--- START ---

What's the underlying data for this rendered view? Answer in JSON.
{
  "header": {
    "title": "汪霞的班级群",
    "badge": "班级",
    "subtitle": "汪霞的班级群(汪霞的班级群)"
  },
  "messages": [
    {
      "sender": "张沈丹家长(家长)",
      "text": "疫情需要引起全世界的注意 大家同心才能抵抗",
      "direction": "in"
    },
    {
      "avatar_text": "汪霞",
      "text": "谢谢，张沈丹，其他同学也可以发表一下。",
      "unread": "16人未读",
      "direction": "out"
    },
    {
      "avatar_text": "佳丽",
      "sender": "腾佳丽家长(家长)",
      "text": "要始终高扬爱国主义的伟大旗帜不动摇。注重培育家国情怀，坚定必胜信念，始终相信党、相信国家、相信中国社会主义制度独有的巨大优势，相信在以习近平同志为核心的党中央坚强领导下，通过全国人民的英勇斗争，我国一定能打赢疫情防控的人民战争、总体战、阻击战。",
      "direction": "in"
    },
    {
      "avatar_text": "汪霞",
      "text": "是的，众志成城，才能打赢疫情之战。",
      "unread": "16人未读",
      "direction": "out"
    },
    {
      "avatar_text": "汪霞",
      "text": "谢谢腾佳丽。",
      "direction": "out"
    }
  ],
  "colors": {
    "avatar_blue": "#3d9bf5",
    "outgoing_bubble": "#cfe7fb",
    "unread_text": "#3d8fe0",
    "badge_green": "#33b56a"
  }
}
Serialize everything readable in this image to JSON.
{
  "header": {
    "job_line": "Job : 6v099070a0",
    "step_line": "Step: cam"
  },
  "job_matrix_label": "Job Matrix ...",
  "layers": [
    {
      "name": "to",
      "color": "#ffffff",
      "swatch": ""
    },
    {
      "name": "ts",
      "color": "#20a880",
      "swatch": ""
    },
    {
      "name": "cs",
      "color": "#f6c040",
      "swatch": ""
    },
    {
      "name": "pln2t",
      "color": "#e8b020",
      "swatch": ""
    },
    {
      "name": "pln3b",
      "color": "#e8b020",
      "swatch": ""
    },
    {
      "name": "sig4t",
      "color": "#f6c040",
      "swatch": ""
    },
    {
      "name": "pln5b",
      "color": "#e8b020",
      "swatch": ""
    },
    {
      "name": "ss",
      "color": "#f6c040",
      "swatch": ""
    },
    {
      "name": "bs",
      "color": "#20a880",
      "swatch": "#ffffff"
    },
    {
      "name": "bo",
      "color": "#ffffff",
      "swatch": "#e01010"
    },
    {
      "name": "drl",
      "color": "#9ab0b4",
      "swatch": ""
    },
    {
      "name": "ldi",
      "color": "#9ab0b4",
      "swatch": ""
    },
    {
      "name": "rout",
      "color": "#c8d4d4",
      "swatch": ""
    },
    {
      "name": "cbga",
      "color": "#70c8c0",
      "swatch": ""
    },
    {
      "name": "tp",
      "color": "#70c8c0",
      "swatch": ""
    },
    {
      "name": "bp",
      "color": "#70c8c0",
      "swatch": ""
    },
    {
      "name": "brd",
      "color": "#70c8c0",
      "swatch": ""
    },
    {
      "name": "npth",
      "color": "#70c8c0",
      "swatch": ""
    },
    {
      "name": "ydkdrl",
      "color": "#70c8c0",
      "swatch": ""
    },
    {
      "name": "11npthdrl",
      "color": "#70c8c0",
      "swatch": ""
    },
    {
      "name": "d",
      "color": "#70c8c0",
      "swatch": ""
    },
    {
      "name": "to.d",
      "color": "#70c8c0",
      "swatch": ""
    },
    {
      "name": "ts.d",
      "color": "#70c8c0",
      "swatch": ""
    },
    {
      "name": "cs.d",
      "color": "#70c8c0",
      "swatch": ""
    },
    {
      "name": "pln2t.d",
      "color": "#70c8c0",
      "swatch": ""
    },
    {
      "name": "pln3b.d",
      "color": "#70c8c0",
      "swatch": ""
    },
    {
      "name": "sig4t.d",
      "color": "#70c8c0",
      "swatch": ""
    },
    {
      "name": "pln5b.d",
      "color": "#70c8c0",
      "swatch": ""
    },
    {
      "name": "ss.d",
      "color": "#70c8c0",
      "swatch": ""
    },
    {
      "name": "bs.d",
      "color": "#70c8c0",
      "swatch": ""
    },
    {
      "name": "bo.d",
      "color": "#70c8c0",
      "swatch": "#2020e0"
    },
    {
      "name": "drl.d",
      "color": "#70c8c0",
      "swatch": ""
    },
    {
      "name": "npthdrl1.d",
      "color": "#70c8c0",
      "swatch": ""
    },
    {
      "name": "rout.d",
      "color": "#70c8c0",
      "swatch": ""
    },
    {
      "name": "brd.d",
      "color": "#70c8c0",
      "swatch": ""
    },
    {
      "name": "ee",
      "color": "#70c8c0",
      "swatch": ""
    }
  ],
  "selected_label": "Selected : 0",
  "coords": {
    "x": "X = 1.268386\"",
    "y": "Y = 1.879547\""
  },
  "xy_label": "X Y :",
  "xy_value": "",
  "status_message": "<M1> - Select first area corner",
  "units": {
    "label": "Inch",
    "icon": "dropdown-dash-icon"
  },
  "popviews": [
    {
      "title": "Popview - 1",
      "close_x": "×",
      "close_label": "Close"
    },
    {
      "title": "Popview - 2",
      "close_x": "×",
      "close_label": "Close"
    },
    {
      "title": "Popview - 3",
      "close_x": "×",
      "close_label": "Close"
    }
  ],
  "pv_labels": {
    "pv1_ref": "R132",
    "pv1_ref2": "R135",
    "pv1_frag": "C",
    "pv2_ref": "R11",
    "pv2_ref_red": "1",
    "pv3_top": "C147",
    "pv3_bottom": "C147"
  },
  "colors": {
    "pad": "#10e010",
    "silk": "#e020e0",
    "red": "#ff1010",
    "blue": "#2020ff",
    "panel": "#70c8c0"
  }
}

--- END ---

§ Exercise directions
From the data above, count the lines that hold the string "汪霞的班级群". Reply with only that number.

§ Exercise response
2